THE PROBLEM. Extract every line of the material below and reproduce it faithfully.
Top of DATA
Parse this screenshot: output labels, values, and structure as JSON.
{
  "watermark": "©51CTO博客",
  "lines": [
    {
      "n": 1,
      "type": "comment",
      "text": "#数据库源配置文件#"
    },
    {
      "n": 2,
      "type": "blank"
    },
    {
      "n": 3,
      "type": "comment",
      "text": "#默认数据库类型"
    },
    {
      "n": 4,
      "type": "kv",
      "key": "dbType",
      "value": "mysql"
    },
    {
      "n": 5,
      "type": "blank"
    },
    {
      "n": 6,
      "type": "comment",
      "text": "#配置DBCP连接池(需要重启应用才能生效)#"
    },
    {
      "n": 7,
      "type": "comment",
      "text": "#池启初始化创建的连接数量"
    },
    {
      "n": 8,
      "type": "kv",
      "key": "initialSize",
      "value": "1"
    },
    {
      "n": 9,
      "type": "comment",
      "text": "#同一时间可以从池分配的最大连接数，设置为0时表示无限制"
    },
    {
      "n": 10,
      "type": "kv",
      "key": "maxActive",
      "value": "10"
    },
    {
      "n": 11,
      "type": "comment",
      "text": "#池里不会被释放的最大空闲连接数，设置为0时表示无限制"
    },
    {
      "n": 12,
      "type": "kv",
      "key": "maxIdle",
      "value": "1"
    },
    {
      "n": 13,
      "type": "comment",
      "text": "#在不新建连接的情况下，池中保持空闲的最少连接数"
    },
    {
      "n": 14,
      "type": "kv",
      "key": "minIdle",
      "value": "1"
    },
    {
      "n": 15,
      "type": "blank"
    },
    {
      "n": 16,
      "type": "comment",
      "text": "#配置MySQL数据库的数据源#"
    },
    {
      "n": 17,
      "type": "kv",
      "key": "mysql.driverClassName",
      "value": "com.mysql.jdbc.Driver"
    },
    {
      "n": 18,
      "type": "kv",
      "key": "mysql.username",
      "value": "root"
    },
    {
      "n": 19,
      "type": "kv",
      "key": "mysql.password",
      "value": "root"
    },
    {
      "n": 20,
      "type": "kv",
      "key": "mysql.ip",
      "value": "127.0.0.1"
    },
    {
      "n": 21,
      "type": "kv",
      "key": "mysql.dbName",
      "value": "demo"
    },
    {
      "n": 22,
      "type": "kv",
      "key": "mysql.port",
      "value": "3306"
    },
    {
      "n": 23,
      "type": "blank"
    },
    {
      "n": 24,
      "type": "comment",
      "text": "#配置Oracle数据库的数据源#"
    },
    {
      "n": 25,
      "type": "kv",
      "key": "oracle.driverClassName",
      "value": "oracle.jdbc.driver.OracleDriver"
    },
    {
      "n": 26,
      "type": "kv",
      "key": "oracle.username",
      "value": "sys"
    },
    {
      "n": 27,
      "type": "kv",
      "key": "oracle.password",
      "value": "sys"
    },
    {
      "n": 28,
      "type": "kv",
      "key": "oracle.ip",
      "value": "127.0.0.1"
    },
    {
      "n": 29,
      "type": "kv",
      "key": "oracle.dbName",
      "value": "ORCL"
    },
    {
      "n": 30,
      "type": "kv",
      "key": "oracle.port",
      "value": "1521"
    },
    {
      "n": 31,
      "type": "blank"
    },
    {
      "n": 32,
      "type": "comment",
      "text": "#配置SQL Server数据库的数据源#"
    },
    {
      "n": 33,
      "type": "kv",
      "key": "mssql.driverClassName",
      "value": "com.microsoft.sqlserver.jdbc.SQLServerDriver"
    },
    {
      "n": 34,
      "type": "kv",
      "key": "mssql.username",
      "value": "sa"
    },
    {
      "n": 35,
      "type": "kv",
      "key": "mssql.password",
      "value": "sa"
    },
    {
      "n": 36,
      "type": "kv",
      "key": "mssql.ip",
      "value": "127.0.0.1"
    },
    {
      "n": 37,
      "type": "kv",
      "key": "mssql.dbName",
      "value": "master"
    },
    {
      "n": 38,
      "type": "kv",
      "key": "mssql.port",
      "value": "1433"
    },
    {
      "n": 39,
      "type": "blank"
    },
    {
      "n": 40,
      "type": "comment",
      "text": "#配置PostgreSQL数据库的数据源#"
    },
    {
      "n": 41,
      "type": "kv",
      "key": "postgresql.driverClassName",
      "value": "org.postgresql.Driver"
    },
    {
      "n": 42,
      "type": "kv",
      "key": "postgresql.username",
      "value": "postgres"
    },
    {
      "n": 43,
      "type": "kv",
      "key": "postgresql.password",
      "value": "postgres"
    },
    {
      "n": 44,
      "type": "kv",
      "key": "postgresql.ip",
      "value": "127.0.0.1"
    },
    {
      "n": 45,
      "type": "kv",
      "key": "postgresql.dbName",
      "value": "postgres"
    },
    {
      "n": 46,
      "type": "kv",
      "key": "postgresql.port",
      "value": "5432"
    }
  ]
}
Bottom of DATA
PROBLEM SOLUTION.
Parse this screenshot: output labels, values, and structure as JSON.
{
  "watermark": "©51CTO博客",
  "lines": [
    {
      "n": 1,
      "type": "comment",
      "text": "#数据库源配置文件#"
    },
    {
      "n": 2,
      "type": "blank"
    },
    {
      "n": 3,
      "type": "comment",
      "text": "#默认数据库类型"
    },
    {
      "n": 4,
      "type": "kv",
      "key": "dbType",
      "value": "mysql"
    },
    {
      "n": 5,
      "type": "blank"
    },
    {
      "n": 6,
      "type": "comment",
      "text": "#配置DBCP连接池(需要重启应用才能生效)#"
    },
    {
      "n": 7,
      "type": "comment",
      "text": "#池启初始化创建的连接数量"
    },
    {
      "n": 8,
      "type": "kv",
      "key": "initialSize",
      "value": "1"
    },
    {
      "n": 9,
      "type": "comment",
      "text": "#同一时间可以从池分配的最大连接数，设置为0时表示无限制"
    },
    {
      "n": 10,
      "type": "kv",
      "key": "maxActive",
      "value": "10"
    },
    {
      "n": 11,
      "type": "comment",
      "text": "#池里不会被释放的最大空闲连接数，设置为0时表示无限制"
    },
    {
      "n": 12,
      "type": "kv",
      "key": "maxIdle",
      "value": "1"
    },
    {
      "n": 13,
      "type": "comment",
      "text": "#在不新建连接的情况下，池中保持空闲的最少连接数"
    },
    {
      "n": 14,
      "type": "kv",
      "key": "minIdle",
      "value": "1"
    },
    {
      "n": 15,
      "type": "blank"
    },
    {
      "n": 16,
      "type": "comment",
      "text": "#配置MySQL数据库的数据源#"
    },
    {
      "n": 17,
      "type": "kv",
      "key": "mysql.driverClassName",
      "value": "com.mysql.jdbc.Driver"
    },
    {
      "n": 18,
      "type": "kv",
      "key": "mysql.username",
      "value": "root"
    },
    {
      "n": 19,
      "type": "kv",
      "key": "mysql.password",
      "value": "root"
    },
    {
      "n": 20,
      "type": "kv",
      "key": "mysql.ip",
      "value": "127.0.0.1"
    },
    {
      "n": 21,
      "type": "kv",
      "key": "mysql.dbName",
      "value": "demo"
    },
    {
      "n": 22,
      "type": "kv",
      "key": "mysql.port",
      "value": "3306"
    },
    {
      "n": 23,
      "type": "blank"
    },
    {
      "n": 24,
      "type": "comment",
      "text": "#配置Oracle数据库的数据源#"
    },
    {
      "n": 25,
      "type": "kv",
      "key": "oracle.driverClassName",
      "value": "oracle.jdbc.driver.OracleDriver"
    },
    {
      "n": 26,
      "type": "kv",
      "key": "oracle.username",
      "value": "sys"
    },
    {
      "n": 27,
      "type": "kv",
      "key": "oracle.password",
      "value": "sys"
    },
    {
      "n": 28,
      "type": "kv",
      "key": "oracle.ip",
      "value": "127.0.0.1"
    },
    {
      "n": 29,
      "type": "kv",
      "key": "oracle.dbName",
      "value": "ORCL"
    },
    {
      "n": 30,
      "type": "kv",
      "key": "oracle.port",
      "value": "1521"
    },
    {
      "n": 31,
      "type": "blank"
    },
    {
      "n": 32,
      "type": "comment",
      "text": "#配置SQL Server数据库的数据源#"
    },
    {
      "n": 33,
      "type": "kv",
      "key": "mssql.driverClassName",
      "value": "com.microsoft.sqlserver.jdbc.SQLServerDriver"
    },
    {
      "n": 34,
      "type": "kv",
      "key": "mssql.username",
      "value": "sa"
    },
    {
      "n": 35,
      "type": "kv",
      "key": "mssql.password",
      "value": "sa"
    },
    {
      "n": 36,
      "type": "kv",
      "key": "mssql.ip",
      "value": "127.0.0.1"
    },
    {
      "n": 37,
      "type": "kv",
      "key": "mssql.dbName",
      "value": "master"
    },
    {
      "n": 38,
      "type": "kv",
      "key": "mssql.port",
      "value": "1433"
    },
    {
      "n": 39,
      "type": "blank"
    },
    {
      "n": 40,
      "type": "comment",
      "text": "#配置PostgreSQL数据库的数据源#"
    },
    {
      "n": 41,
      "type": "kv",
      "key": "postgresql.driverClassName",
      "value": "org.postgresql.Driver"
    },
    {
      "n": 42,
      "type": "kv",
      "key": "postgresql.username",
      "value": "postgres"
    },
    {
      "n": 43,
      "type": "kv",
      "key": "postgresql.password",
      "value": "postgres"
    },
    {
      "n": 44,
      "type": "kv",
      "key": "postgresql.ip",
      "value": "127.0.0.1"
    },
    {
      "n": 45,
      "type": "kv",
      "key": "postgresql.dbName",
      "value": "postgres"
    },
    {
      "n": 46,
      "type": "kv",
      "key": "postgresql.port",
      "value": "5432"
    }
  ]
}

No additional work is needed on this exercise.